Home values in mid-Tennessee are up 14% from June 2020 and 1.9% from May 2021, according to Zillow. Rents increased nearly 9% year-on-year.
Rising costs will continue to exacerbate affordable housing shortages, analysts say.
“We’ve created so many jobs and attracted so many people that we don’t have enough housing for everyone,” said Rob McCabe, president of Pinnacle Financial Partners. “A lot of people could be left behind and a lot of jobs could go unfilled. This is our only red flag of warning.”
Jobs overtake homes
Californians, Chicagoans, New Yorkers and others have increased their interest in the greater Nashville area during the pandemic.
Employers, meanwhile, have followed talent with office relocations. Most notably, Amazon is preparing to fill its new downtown office tower and Oracle is building a $ 1.3 billion campus.
Nashville is second behind Austin for the fastest post-pandemic job growth among major subways, according to Katie Lester, research director of Colliers Nashville.
“We are ahead of the subways all over the United States,” Lester said. “This bodes very well for the Nashville commercial real estate market. It is an indicator of what is to come.”
But the construction of new housing is seriously behind schedule.
There were an average of 1.7 new jobs available for every new housing unit in Middle Tennessee over the decade ending 2019, according to a new study from the Manhattan Institute.
Since then, an influx of new, well-paying jobs has exacerbated the loss of affordable housing and continues to concentrate most of the wealth downtown.
“We recognize all the needs outside of the urban core to keep the city livable and accessible,” McCabe said. “The challenge we see is that the average salary for many of our new neighboring businesses is north of $ 100,000. That’s well above what most workers in Nashville earn on average.”
The still shy office market
The growth of local bank Pinnacle Financial Partners has followed the city’s rapid development, as the company helped fund much of it.
The bank has amassed over $ 35 billion in assets since its launch in 2000.
Pinnacle will be relocating from its original SoBro offices to a high-profile new corporate headquarters in the 18-acre Nashville Yards development between the Gulch and downtown.
McCabe said the decision was to stay in a central location while stepping away from the increasingly wild downtown parties. It will be adjacent to the campus two towers from Amazon.
But it is also preparing the company for an even more lucrative future.
“Nashville Yards is at the center of one of the most significant economic development projects in Tennessee history,” said McCabe. “We view COVID as a disruption, not a cyclical trend, which is rapidly diminishing. “
While Pinnacle employees are back in the office, many downtown employees are still working from home.
Analysts still don’t know how this trend will play out, although McCabe believes most local workers will be back in the office this fall. About 57% of downtown workers returned to their offices, according to Nashville Downtown Partnership.
“We are closely monitoring office vacancy rates, which have increased,” said McCabe. “I think the credit will be available for the office, although it may be more guarded until we see where this lands on working from home.”
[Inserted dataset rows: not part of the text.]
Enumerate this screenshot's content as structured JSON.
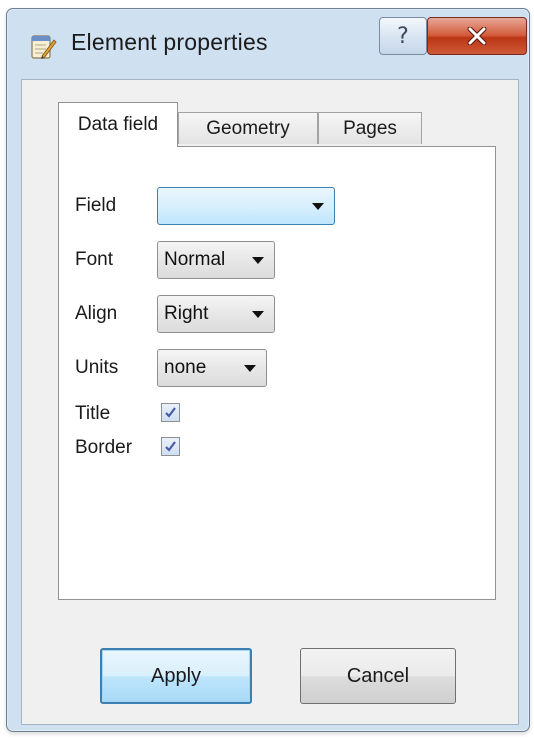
{
  "window": {
    "title": "Element properties",
    "help_glyph": "?",
    "title_icon": "notepad-pencil-icon",
    "close_icon": "close-x-icon"
  },
  "tabs": [
    {
      "label": "Data field",
      "active": true
    },
    {
      "label": "Geometry",
      "active": false
    },
    {
      "label": "Pages",
      "active": false
    }
  ],
  "form": {
    "field": {
      "label": "Field",
      "value": ""
    },
    "font": {
      "label": "Font",
      "value": "Normal"
    },
    "align": {
      "label": "Align",
      "value": "Right"
    },
    "units": {
      "label": "Units",
      "value": "none"
    },
    "title": {
      "label": "Title",
      "checked": true
    },
    "border": {
      "label": "Border",
      "checked": true
    }
  },
  "buttons": {
    "apply": "Apply",
    "cancel": "Cancel"
  },
  "colors": {
    "accent": "#3c7fb1",
    "close": "#c8452a"
  }
}
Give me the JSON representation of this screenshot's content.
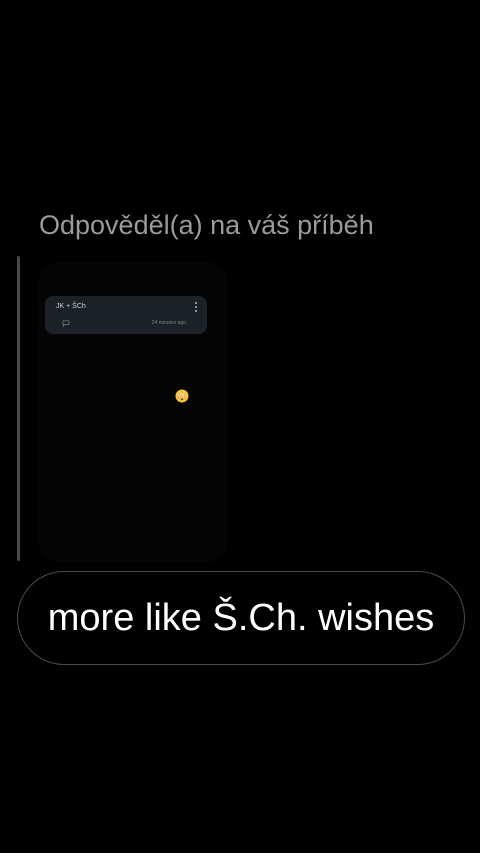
{
  "reply": {
    "header": "Odpověděl(a) na váš příběh",
    "message": "more like Š.Ch. wishes"
  },
  "story": {
    "card_title": "JK + ŠCh",
    "card_time": "24 minutes ago",
    "icons": [
      "more-vertical-icon",
      "comment-icon",
      "flushed-face-emoji"
    ]
  },
  "colors": {
    "background": "#000000",
    "header_text": "#9a9a9a",
    "card_background": "#1b2128",
    "bubble_border": "#4a4a4a"
  }
}
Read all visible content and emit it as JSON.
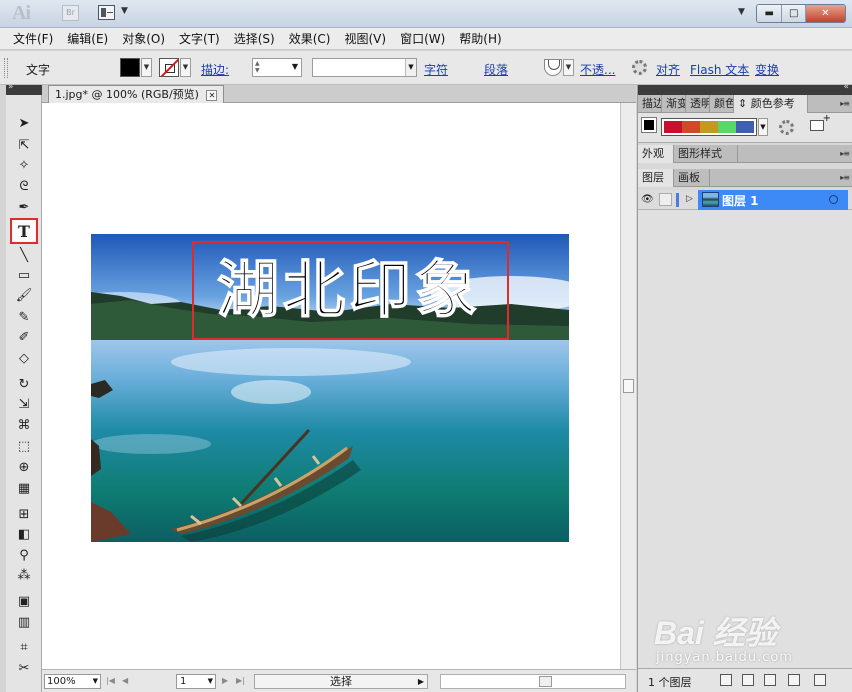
{
  "app": {
    "logo": "Ai",
    "bridge_label": "Br"
  },
  "menu": [
    "文件(F)",
    "编辑(E)",
    "对象(O)",
    "文字(T)",
    "选择(S)",
    "效果(C)",
    "视图(V)",
    "窗口(W)",
    "帮助(H)"
  ],
  "control_bar": {
    "tool_label": "文字",
    "stroke_label": "描边:",
    "character_link": "字符",
    "paragraph_link": "段落",
    "opacity_link": "不透...",
    "align_link": "对齐",
    "flash_link": "Flash 文本",
    "transform_link": "变换"
  },
  "document": {
    "tab_title": "1.jpg* @ 100% (RGB/预览)",
    "artwork_text": "湖北印象"
  },
  "status": {
    "zoom": "100%",
    "page": "1",
    "mode": "选择"
  },
  "panels": {
    "top_tabs": [
      "描边",
      "渐变",
      "透明",
      "颜色",
      "颜色参考"
    ],
    "mid_tabs": [
      "外观",
      "图形样式"
    ],
    "layer_tabs": [
      "图层",
      "画板"
    ],
    "layer_name": "图层 1",
    "layer_count": "1 个图层",
    "harmony_colors": [
      "#c8102e",
      "#d04a2a",
      "#c29a1c",
      "#5bd66b",
      "#3f5fb0"
    ]
  },
  "colors": {
    "fill": "#000000",
    "highlight": "#e02b2b",
    "selection": "#3d8af7"
  },
  "watermark": {
    "brand": "Bai 经验",
    "url": "jingyan.baidu.com"
  }
}
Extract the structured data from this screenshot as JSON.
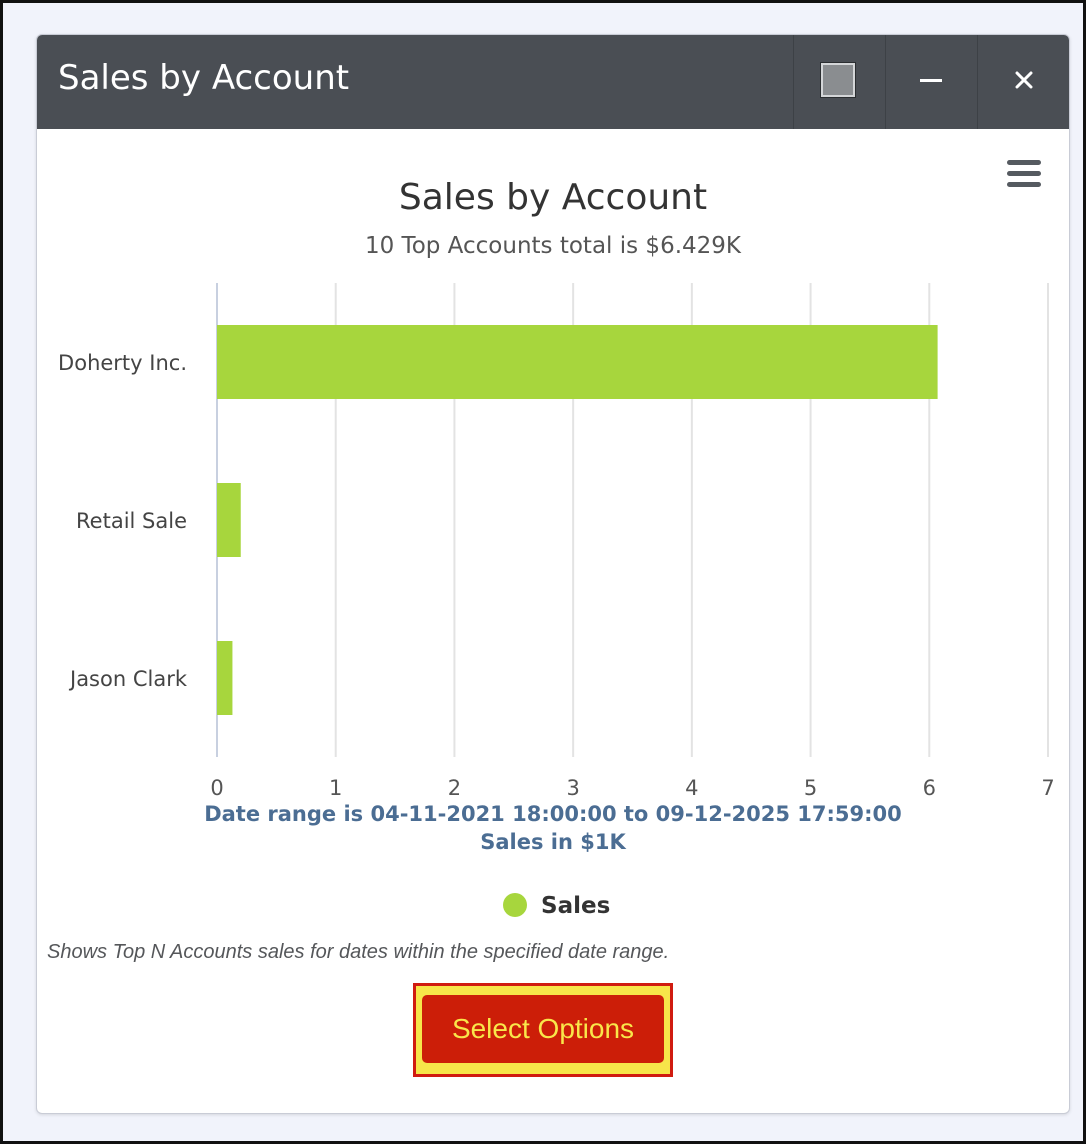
{
  "window": {
    "title": "Sales by Account",
    "controls": {
      "maximize_icon": "square-icon",
      "minimize_icon": "minus-icon",
      "close_icon": "close-icon"
    },
    "menu_icon": "hamburger-icon"
  },
  "chart_data": {
    "type": "bar",
    "orientation": "horizontal",
    "title": "Sales by Account",
    "subtitle": "10 Top Accounts total is $6.429K",
    "categories": [
      "Doherty Inc.",
      "Retail Sale",
      "Jason Clark"
    ],
    "series": [
      {
        "name": "Sales",
        "values": [
          6.07,
          0.2,
          0.13
        ],
        "color": "#a7d63d"
      }
    ],
    "xlabel_lines": [
      "Date range is 04-11-2021 18:00:00 to 09-12-2025 17:59:00",
      "Sales in $1K"
    ],
    "xlim": [
      0,
      7
    ],
    "xticks": [
      "0",
      "1",
      "2",
      "3",
      "4",
      "5",
      "6",
      "7"
    ],
    "grid": true,
    "legend": "bottom-center",
    "colors": {
      "bar": "#a7d63d",
      "axis_label": "#4b6d93",
      "text": "#333333"
    }
  },
  "caption": "Shows Top N Accounts sales for dates within the specified date range.",
  "select_button": {
    "label": "Select Options"
  }
}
Despite the challenges, Nashville is moving forward.
Commercial building permits, which hit a record $ 2.85 billion in 2020, are booming. According to Colliers, 47% more permits were issued in the first quarter of this year compared to the end of 2020.
You can reach Sandy Mazza by emailing [email protected], calling 615-726-5962 or on Twitter @SandyMazza.